Cupping, similarly to gua sha, is a method rooted in a long history of Chinese medicine.  Essentially, the practice of cupping involves the uses of suction of a cup on the skin,  enabling the skin to lift from the subcutaneous layers and increasing local flow of blood and fluids. The suction and negative pressure created through cupping increases blood circulation, loosens muscles and connective tissue, clears “heat”,  and creates a soothing, sedating effect on the nervous system. It also helps to draw out dead or stagnant blood cells, cellular debris, lymph fluid, and stimulates the immune system releasing toxins out of the deeper tissues and up toward the surface, allowing for easier release from the body and improving overall blood circulation to the area.  It can leave temporary marks that looks like a bruise. The marks take a few days to a week to disappear.

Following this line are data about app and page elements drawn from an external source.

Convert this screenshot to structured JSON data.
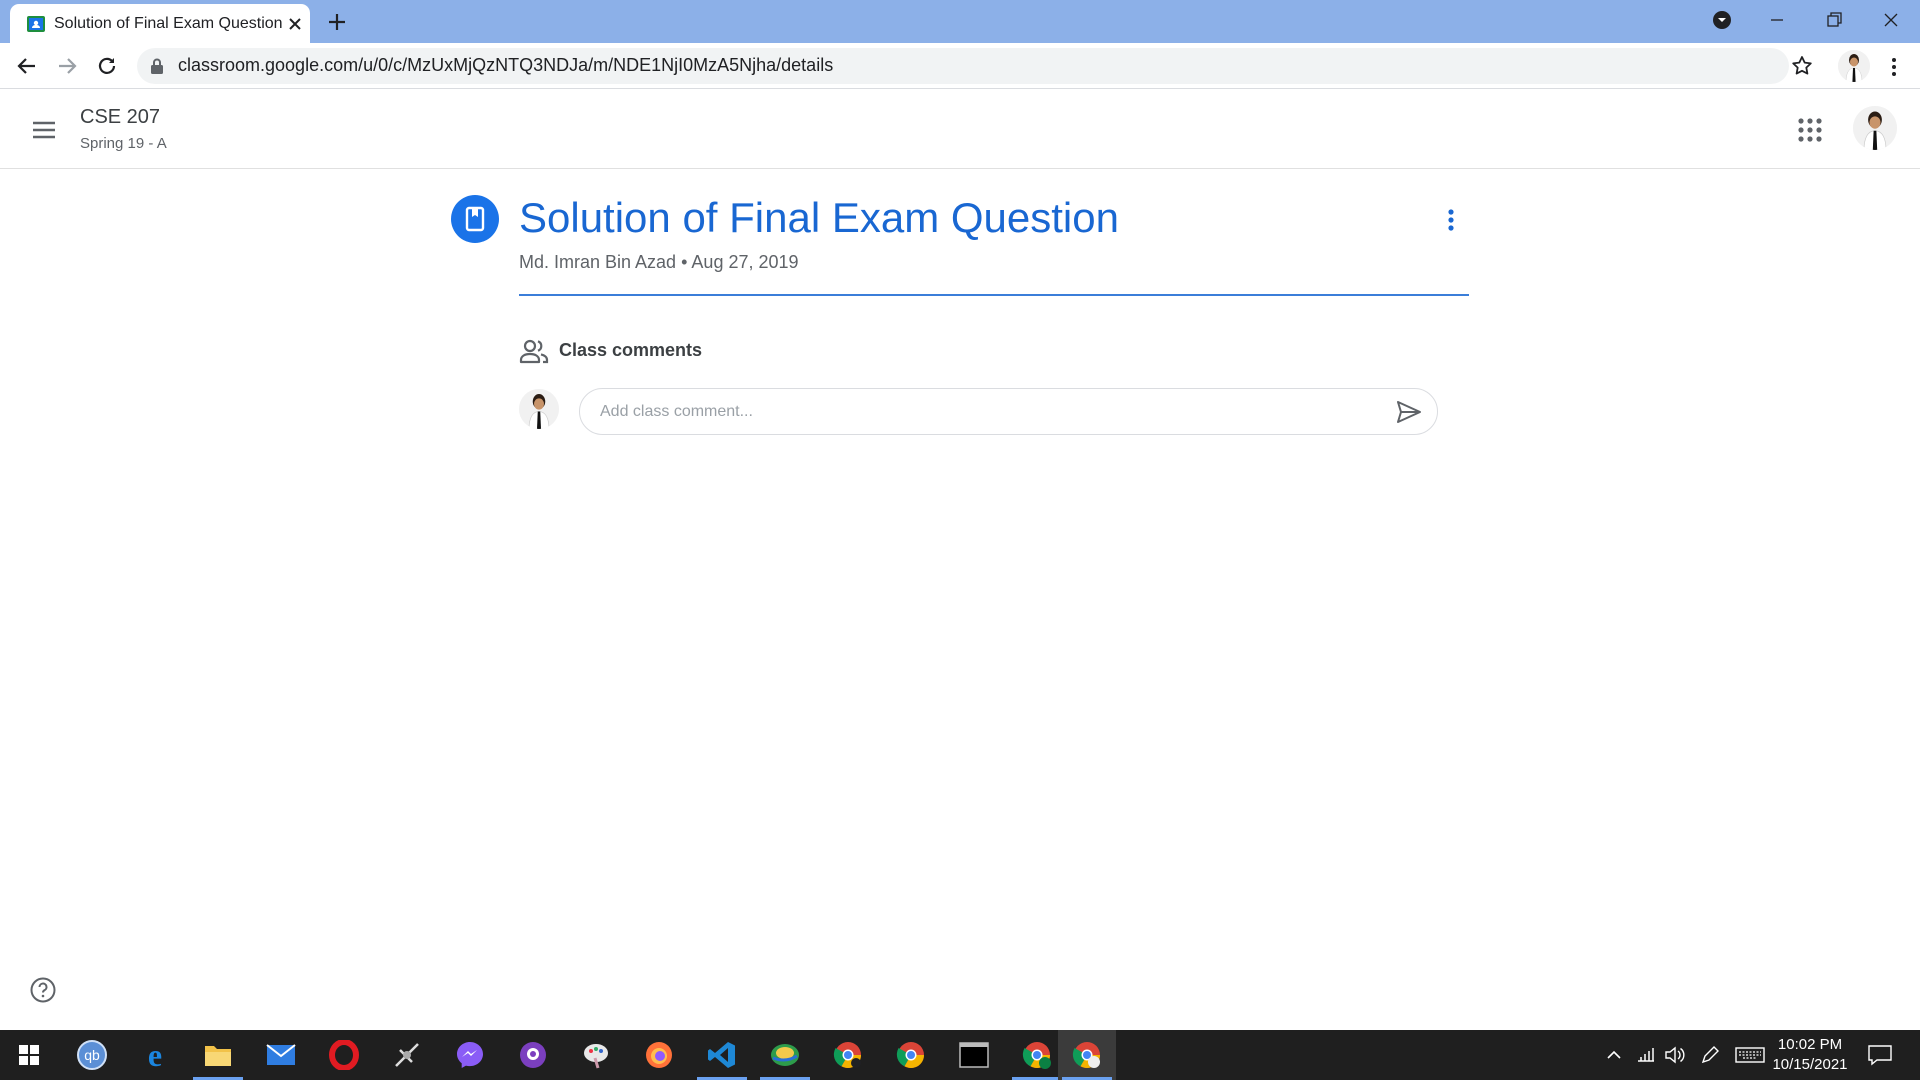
{
  "browser": {
    "tab_title": "Solution of Final Exam Question",
    "url": "classroom.google.com/u/0/c/MzUxMjQzNTQ3NDJa/m/NDE1NjI0MzA5Njha/details"
  },
  "header": {
    "course_name": "CSE 207",
    "course_section": "Spring 19 - A"
  },
  "post": {
    "title": "Solution of Final Exam Question",
    "author": "Md. Imran Bin Azad",
    "separator": "•",
    "date": "Aug 27, 2019"
  },
  "comments": {
    "label": "Class comments",
    "placeholder": "Add class comment...",
    "value": ""
  },
  "taskbar": {
    "time": "10:02 PM",
    "date": "10/15/2021",
    "apps": [
      "start-icon",
      "qbittorrent-icon",
      "edge-icon",
      "file-explorer-icon",
      "mail-icon",
      "opera-icon",
      "satellite-app-icon",
      "messenger-icon",
      "github-desktop-icon",
      "paint-app-icon",
      "firefox-icon",
      "vscode-icon",
      "earth-app-icon",
      "chrome-profile-icon",
      "chrome-icon",
      "terminal-icon",
      "chrome-ek-icon",
      "chrome-active-icon"
    ]
  },
  "colors": {
    "accent": "#1967d2",
    "tabstrip": "#8cb0e8",
    "taskbar": "#1f1f1f"
  }
}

From a Chinese medicine perspective, cupping “opens” the channels, the pathways in the body through which “Qi” (dynamic life force energy) flows. A free flow of Qi is necessary to support the function of the body’s tissues and organs. When that flow is obstructed, and the Qi and blood are stagnant, pain and dysfunction results. Cupping helps to improve the flow of Qi and blood, allowing for improved function and healing. Cupping is a relaxing therapy and the benefits will last a few days to one week. Repeated visits may be necessary depending on the severity of the condition.